We believe that companies we focus on must meet certain criteria, thus satisfy protocols. While our system of analysis, sources and approaches can’t be fully shared given they are proprietary and we are a private entity, we do share some key components for consideration. We like companies with management teams not looking to sell off the company and retire, thus committed to the haul forward, are willing to hire and use auditors, lawyers, advisors, are motivated for business success like building sales and creating profits equally motivated to create long term exiting by going through an IPO process, thus becoming public. 

It is not unusual for a business to require funding.  It is rare for a company to fund future plans, future growth and remain competitive strictly from cash flow.  It’s also rare for a company to advance all its business goals simply from capital infusion from the handful of owners.   Capital funding entails engaging with investors and financial firms,  being respectful of compliance because of regulatory considerations,  and raising capital in a strategic manner, with goals and other aspects. 

Notwithstanding periodic negative financial or economic news,  the USA remains the premier place for capital funding.  Besides steady markets, legal compliance, information distribution, the legal system helps to ensure companies that are funded are less likely or prone to ignore the rights and obligations that relate to operations,  investors, filings, etc. Thus we focus on US companies.

Also the exit strategy of going public— while going public exists in different countries–  still remains more attractive;  going public in the USA greatly surpasses others in terms of benefits and valuation compared to those foreign trading exchanges and methods to become public (or at least, perception).

Our team inclusive of advisors, has many years’ experience with CEOs of public companies, the management teams of financial groups and extensive travel including New York, Los Angeles, London, Switzerland, etc., etc. offering a wide breadth of relationships that tie into the experience and the background to help a target company along the way to IPO.
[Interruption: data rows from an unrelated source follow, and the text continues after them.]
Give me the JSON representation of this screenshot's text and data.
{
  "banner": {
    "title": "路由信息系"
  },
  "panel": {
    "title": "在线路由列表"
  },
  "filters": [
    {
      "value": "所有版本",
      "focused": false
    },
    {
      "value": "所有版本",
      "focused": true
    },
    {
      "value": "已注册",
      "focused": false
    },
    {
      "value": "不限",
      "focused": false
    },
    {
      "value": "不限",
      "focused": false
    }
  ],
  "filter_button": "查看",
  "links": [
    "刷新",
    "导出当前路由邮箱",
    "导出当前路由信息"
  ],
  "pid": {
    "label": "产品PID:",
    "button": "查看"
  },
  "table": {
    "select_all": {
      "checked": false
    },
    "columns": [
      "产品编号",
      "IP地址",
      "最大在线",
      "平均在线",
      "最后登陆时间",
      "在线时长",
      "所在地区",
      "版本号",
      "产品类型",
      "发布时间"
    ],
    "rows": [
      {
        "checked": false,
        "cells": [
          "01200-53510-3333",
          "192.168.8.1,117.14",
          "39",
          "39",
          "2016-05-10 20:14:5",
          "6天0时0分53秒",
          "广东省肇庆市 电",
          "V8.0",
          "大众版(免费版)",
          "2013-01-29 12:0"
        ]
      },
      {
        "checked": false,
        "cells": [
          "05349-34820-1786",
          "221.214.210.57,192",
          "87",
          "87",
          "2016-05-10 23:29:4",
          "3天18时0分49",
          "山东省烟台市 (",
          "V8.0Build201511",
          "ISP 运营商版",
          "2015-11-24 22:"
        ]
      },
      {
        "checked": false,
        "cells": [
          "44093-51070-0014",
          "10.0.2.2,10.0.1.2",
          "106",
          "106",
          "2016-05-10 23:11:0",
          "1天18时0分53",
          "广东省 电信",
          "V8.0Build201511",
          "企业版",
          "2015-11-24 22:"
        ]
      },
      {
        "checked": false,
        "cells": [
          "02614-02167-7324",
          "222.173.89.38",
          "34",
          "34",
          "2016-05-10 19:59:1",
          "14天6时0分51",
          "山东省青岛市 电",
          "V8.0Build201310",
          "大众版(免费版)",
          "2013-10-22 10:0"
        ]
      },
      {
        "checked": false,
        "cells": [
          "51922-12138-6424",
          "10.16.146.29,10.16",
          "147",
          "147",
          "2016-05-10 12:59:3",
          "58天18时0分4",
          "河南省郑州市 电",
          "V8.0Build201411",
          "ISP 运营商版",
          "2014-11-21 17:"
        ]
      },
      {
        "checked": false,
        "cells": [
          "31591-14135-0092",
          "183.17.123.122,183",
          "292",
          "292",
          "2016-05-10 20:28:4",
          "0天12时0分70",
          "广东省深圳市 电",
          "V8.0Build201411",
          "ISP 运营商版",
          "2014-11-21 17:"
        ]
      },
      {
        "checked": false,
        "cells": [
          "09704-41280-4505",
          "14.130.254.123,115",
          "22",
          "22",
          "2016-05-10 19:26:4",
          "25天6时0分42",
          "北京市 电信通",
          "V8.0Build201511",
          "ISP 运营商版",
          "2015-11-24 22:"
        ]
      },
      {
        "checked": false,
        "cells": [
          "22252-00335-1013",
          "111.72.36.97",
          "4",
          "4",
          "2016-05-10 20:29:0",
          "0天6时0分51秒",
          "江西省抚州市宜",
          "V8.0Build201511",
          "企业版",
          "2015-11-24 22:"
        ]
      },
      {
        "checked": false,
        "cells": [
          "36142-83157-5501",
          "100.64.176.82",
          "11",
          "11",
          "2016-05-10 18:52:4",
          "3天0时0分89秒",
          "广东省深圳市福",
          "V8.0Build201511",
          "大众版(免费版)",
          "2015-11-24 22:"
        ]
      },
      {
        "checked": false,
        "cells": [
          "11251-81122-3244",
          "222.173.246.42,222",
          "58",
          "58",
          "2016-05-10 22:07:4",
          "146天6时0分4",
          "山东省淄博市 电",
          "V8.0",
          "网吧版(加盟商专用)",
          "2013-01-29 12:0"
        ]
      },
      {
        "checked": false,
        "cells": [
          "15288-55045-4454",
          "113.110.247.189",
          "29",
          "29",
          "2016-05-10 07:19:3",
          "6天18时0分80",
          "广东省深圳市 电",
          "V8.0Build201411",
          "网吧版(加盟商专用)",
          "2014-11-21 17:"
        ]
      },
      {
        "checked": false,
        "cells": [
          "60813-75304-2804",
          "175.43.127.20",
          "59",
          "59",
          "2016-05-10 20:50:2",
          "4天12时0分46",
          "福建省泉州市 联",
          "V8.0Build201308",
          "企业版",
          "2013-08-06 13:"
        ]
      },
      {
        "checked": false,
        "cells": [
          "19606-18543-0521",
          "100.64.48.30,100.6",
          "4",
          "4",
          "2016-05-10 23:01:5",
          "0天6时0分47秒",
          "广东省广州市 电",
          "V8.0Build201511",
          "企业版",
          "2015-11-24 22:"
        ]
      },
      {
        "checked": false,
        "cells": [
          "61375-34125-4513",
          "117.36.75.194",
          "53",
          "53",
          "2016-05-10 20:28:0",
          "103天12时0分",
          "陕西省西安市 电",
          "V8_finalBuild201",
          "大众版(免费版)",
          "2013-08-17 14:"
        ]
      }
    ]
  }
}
We help companies understand stock becomes a tool for the company to get certain things done.  For example buying another company, doing a joint venture with another company, compensating employees, giving an incentive to employees, and interacting with third party contractors all may involve in some way common stock of the company. 

The process we touch upon in varying degrees is a combination of efforts: conference calls, meetings, due diligence, working with the CEO to help guide the company business materials, helping in giving advice, and making introductions.

It is almost impossible to undertake all of these goals without interacting with third parties.  We recommend third parties carefully selected and contracts are done.  The third parties may include an auditing firm and or a transfer agency.

Our team wants the company management to freely explore and operate in their industry, but we wish to lend ourselves to the additional goal of building valuation, and staying on a track to go IPO. Many equity firms take positions and immediately ignore the core principles and mission of the target company even becoming an adversary, but we have found from experienced team members, being firmly present to help guide and advise the management team enhances overall performance not just the relationship.